WHAT IS REQUIRED: The answer is an exact repeat of the entries below, with the pictures omitted.

Interface dataset entries
━━━━━━━━━━━━━━━━━━━━
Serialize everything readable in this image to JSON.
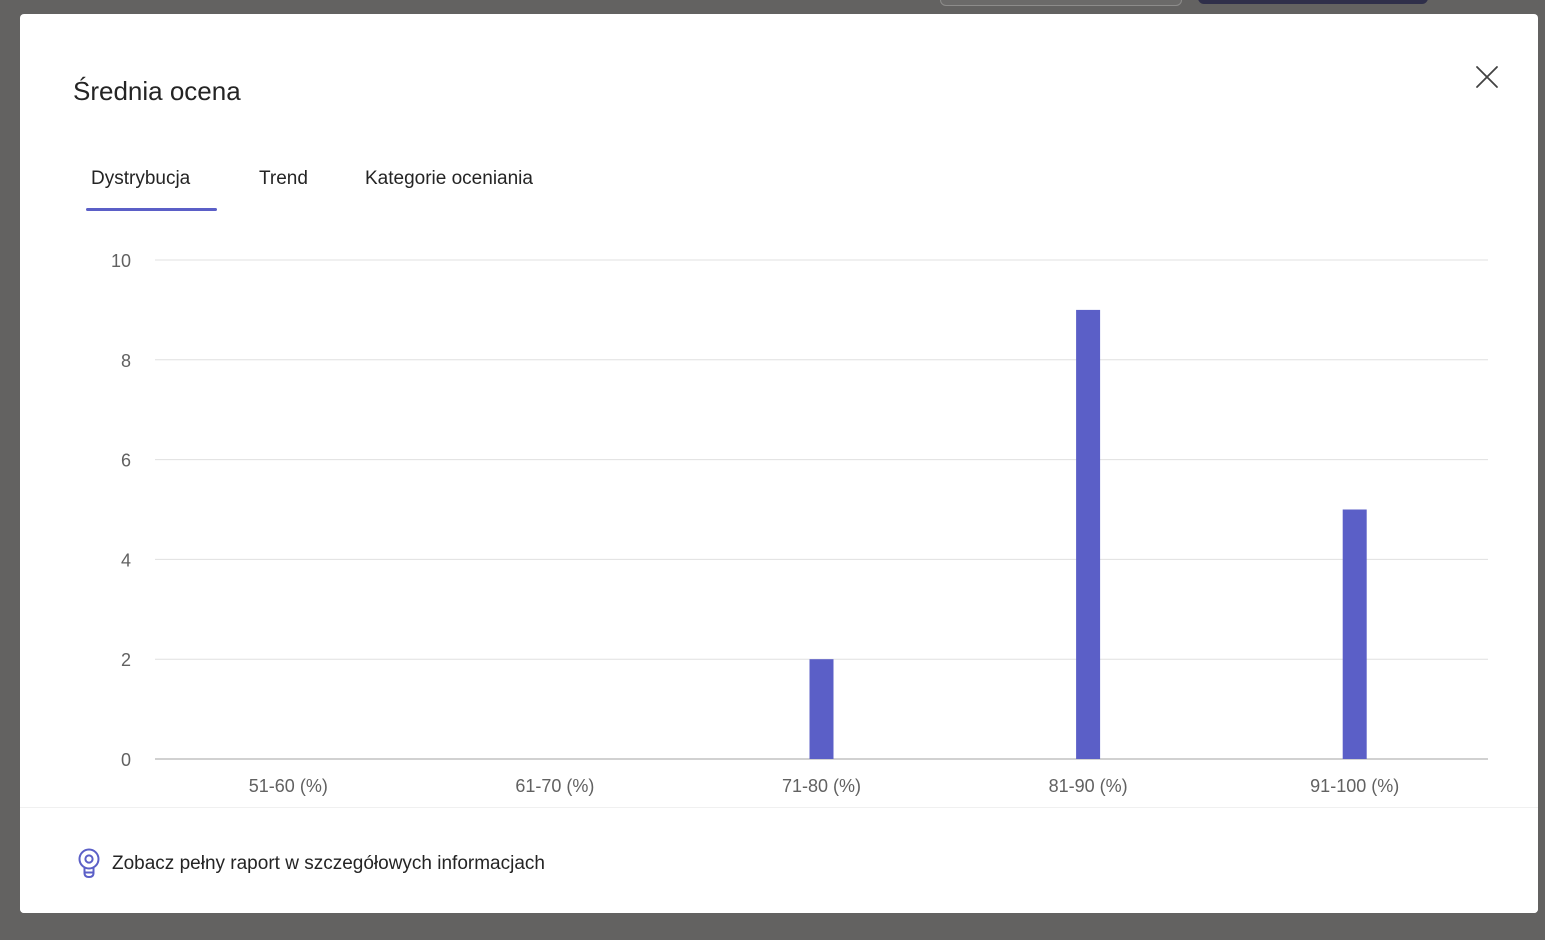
{
  "dialog": {
    "title": "Średnia ocena",
    "close_label": "Zamknij"
  },
  "tabs": [
    {
      "label": "Dystrybucja",
      "active": true
    },
    {
      "label": "Trend",
      "active": false
    },
    {
      "label": "Kategorie oceniania",
      "active": false
    }
  ],
  "colors": {
    "accent": "#5b5fc7",
    "bar": "#5b5fc7",
    "grid": "#e0e0e0",
    "axis_text": "#616161"
  },
  "chart_data": {
    "type": "bar",
    "categories": [
      "51-60 (%)",
      "61-70 (%)",
      "71-80 (%)",
      "81-90 (%)",
      "91-100 (%)"
    ],
    "values": [
      0,
      0,
      2,
      9,
      5
    ],
    "yticks": [
      0,
      2,
      4,
      6,
      8,
      10
    ],
    "ylim": [
      0,
      10
    ],
    "grid": true
  },
  "footer": {
    "link_text": "Zobacz pełny raport w szczegółowych informacjach",
    "icon": "lightbulb-icon"
  }
}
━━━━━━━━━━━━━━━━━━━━
EXERCISE OUTPUT:
Serialize everything readable in this image to JSON.
{
  "dialog": {
    "title": "Średnia ocena",
    "close_label": "Zamknij"
  },
  "tabs": [
    {
      "label": "Dystrybucja",
      "active": true
    },
    {
      "label": "Trend",
      "active": false
    },
    {
      "label": "Kategorie oceniania",
      "active": false
    }
  ],
  "colors": {
    "accent": "#5b5fc7",
    "bar": "#5b5fc7",
    "grid": "#e0e0e0",
    "axis_text": "#616161"
  },
  "chart_data": {
    "type": "bar",
    "categories": [
      "51-60 (%)",
      "61-70 (%)",
      "71-80 (%)",
      "81-90 (%)",
      "91-100 (%)"
    ],
    "values": [
      0,
      0,
      2,
      9,
      5
    ],
    "yticks": [
      0,
      2,
      4,
      6,
      8,
      10
    ],
    "ylim": [
      0,
      10
    ],
    "grid": true
  },
  "footer": {
    "link_text": "Zobacz pełny raport w szczegółowych informacjach",
    "icon": "lightbulb-icon"
  }
}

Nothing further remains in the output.